Well, at the rate I'm going, I'll watch a new biker movie every year or so. It's not that I don't like them, far from it. It's that at times, it can be difficult to find good ones, even viewable ones. So following up 1968's The Savage Seven (a very pleasant surprise) and 1969's Hell's Angels '69 (liked it a lot, heist movie meets biker movie), here's 1970's The Losers.

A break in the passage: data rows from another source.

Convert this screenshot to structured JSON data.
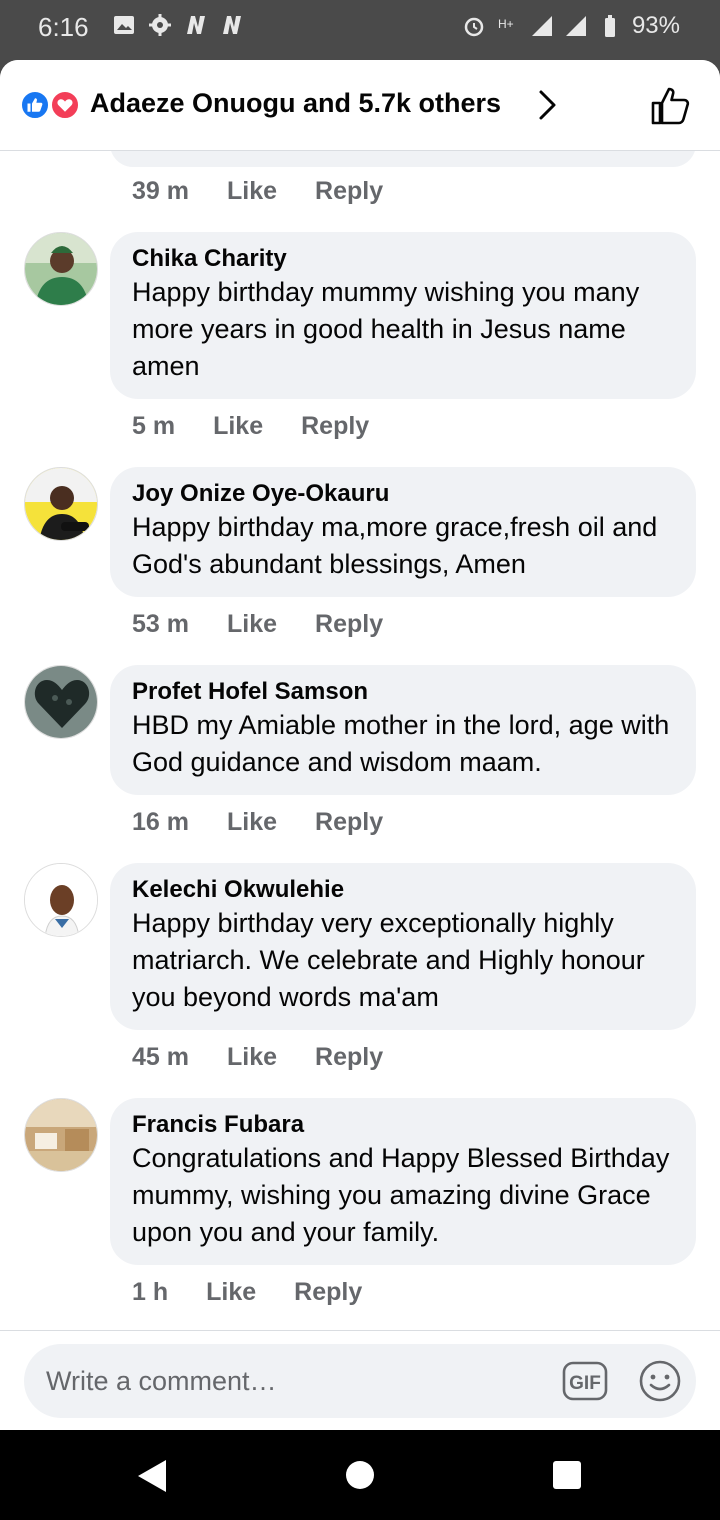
{
  "status_bar": {
    "time": "6:16",
    "battery": "93%",
    "icons": [
      "image-icon",
      "gear-icon",
      "n-icon",
      "n-icon",
      "alarm-icon",
      "hplus-icon",
      "signal-icon",
      "signal-icon",
      "battery-icon"
    ]
  },
  "header": {
    "title": "Adaeze Onuogu and 5.7k others",
    "reactions": [
      "like",
      "love"
    ],
    "colors": {
      "like": "#1877f2",
      "love": "#f33e58"
    }
  },
  "previous_comment": {
    "time": "39 m",
    "like": "Like",
    "reply": "Reply"
  },
  "comments": [
    {
      "name": "Chika Charity",
      "text": "Happy birthday mummy wishing you many more years in good health in Jesus name amen",
      "time": "5 m",
      "like": "Like",
      "reply": "Reply"
    },
    {
      "name": "Joy Onize Oye-Okauru",
      "text": "Happy birthday ma,more grace,fresh oil and God's abundant blessings, Amen",
      "time": "53 m",
      "like": "Like",
      "reply": "Reply"
    },
    {
      "name": "Profet Hofel Samson",
      "text": "HBD my Amiable mother in the lord, age with God guidance and wisdom maam.",
      "time": "16 m",
      "like": "Like",
      "reply": "Reply"
    },
    {
      "name": "Kelechi Okwulehie",
      "text": "Happy birthday very exceptionally highly matriarch. We celebrate and Highly honour you beyond words ma'am",
      "time": "45 m",
      "like": "Like",
      "reply": "Reply"
    },
    {
      "name": "Francis Fubara",
      "text": "Congratulations and Happy Blessed Birthday mummy, wishing you amazing divine Grace upon you and your family.",
      "time": "1 h",
      "like": "Like",
      "reply": "Reply"
    }
  ],
  "composer": {
    "placeholder": "Write a comment…",
    "gif_label": "GIF"
  }
}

At a a remote Army outpost deep in Vietnam, a heavily armed patrol cuts through several Viet Cong ambushes to deliver a special team being used for an almost suicidal mission. Who steps out of the Army truck? Five Hells Angels bikers led by Link Thomas (William Smith), a tough as nails biker recruited by his brother, an Army major (Dan Kemp), who's limited by international law as to what he can do. Just across the border a few miles into Cambodia, an American diplomat/CIA agent is a prisoner of the North Vietnamese and Viet Cong forces, but American forces aren't allowed to cross the border to rescue him. On the other hand, there's nothing stopping five rogue Hells Angels from hopping on their bikes and riding into Cambodia. With Army backing as long as they're in Vietnam, Link and his men armor their motorcycles with armor-plating, heavy machine guns and grenades, all the while preparing to go in and rescue the captured American.
There are certain low budget genres you just know aren't going to be truly quality moments, many of them from the late 1960s and into the 1970s. Think of the lousier spaghetti westerns, gory, schlocky horror flicks, and in this case, biker flicks. Put a bunch of tough-looking, grizzled bikers on some motorcycles and let the craziness ensue, low budget be damned! If you can embrace that cheap quality, you're in for a treat. Sometimes, it's just too much. I wanted to like this biker action movie from director Jack Starrett (also starring as the paranoid, ranting CIA agent). At its heart, it is a men-on-a-mission movie, a bunch of oddballs working together to pull off a suicide mission. Even the bad ones can be good with that formula, but this one just isn't good enough to recommend. It has a moment here and there, but in between can be rough-going.
For openers, the casting felt like a good jumping off point. A physical bear of a man, Smith is Link, a Vietnam vet turned biker who assembles a team of bikers to pull off a rescue at his brother's behest. He's the leader, but an anti-hero through and through, troubled at what the war has become. He has a soft spot for some of the people he runs into, all the while trying to hold his crew together. That group includes biker regular Adam Roarke as Duke, a fellow vet looking to find a past love in the Vietnamese boonies, Paul Koslo as Limpy, similarly finding love in a rundown old house, Houston Savage as Dirty Denny, the pot-smoking, booze-swilling, three-way having biker, and Eugene Cornelius as Speed, the goofy, long-haired hippie with an odd sense of humor. There's also Bernie Hamilton as Capt. Jackson, the regular army officer tasked with keeping the Losers in line, and John Garwood playing his right-hand man, Sgt. Winston.
Some cool potential there, right? That's what I figured, but that's what it remains with little else, potential. I expected a hard-edged men on a mission movie with said men fighting impossible odds. Instead, it's a half-boiled love story. We get Roarke's Duke reuniting with his lost love, walking through the fields dreamily, wondering about the future. Koslo's Limpy falls for a Vietnamese girl with a baby and steps in as a surrogate father. What the hell happened?!? Sure, there's some biker shenanigans, Dirty Denny (of course) having a three-way and then getting in a fight with some locals. There's no story, no sense of urgency, and no rhythm in the least. The bikers party and bitch and fight and screw around, outfit their cycles, and then oh yeah, they head into Cambodia. By that point, I'd been fast-forwarding through huge stretches of so-called 'story.'
If there's a remotely positive saving grace, it is the biker attack on the Red Chinese camp in Cambodia. All sorts of crazy bike stunts, gunfire and explosions throughout make it an exciting, adrenaline-pumping shootout. That isn't the end though, some preachiness saved for the last 15 minutes as a movie about bikers on a suicide mission decides it needs to deliver a message to its viewers. Seems logical, right? The ending is not surprisingly pretty downbeat, but it was yet another case of too little, too late. A pretty bad movie, aided by two folk songs in the soundtrack that try to again, add depth to a story that simply doesn't require it.
Make a movie about Hells Angels rampaging through Vietnam and Cambodia and be content with it. Don't try and make it something more. A disappointment.
The Losers (1970): * 1/2 /****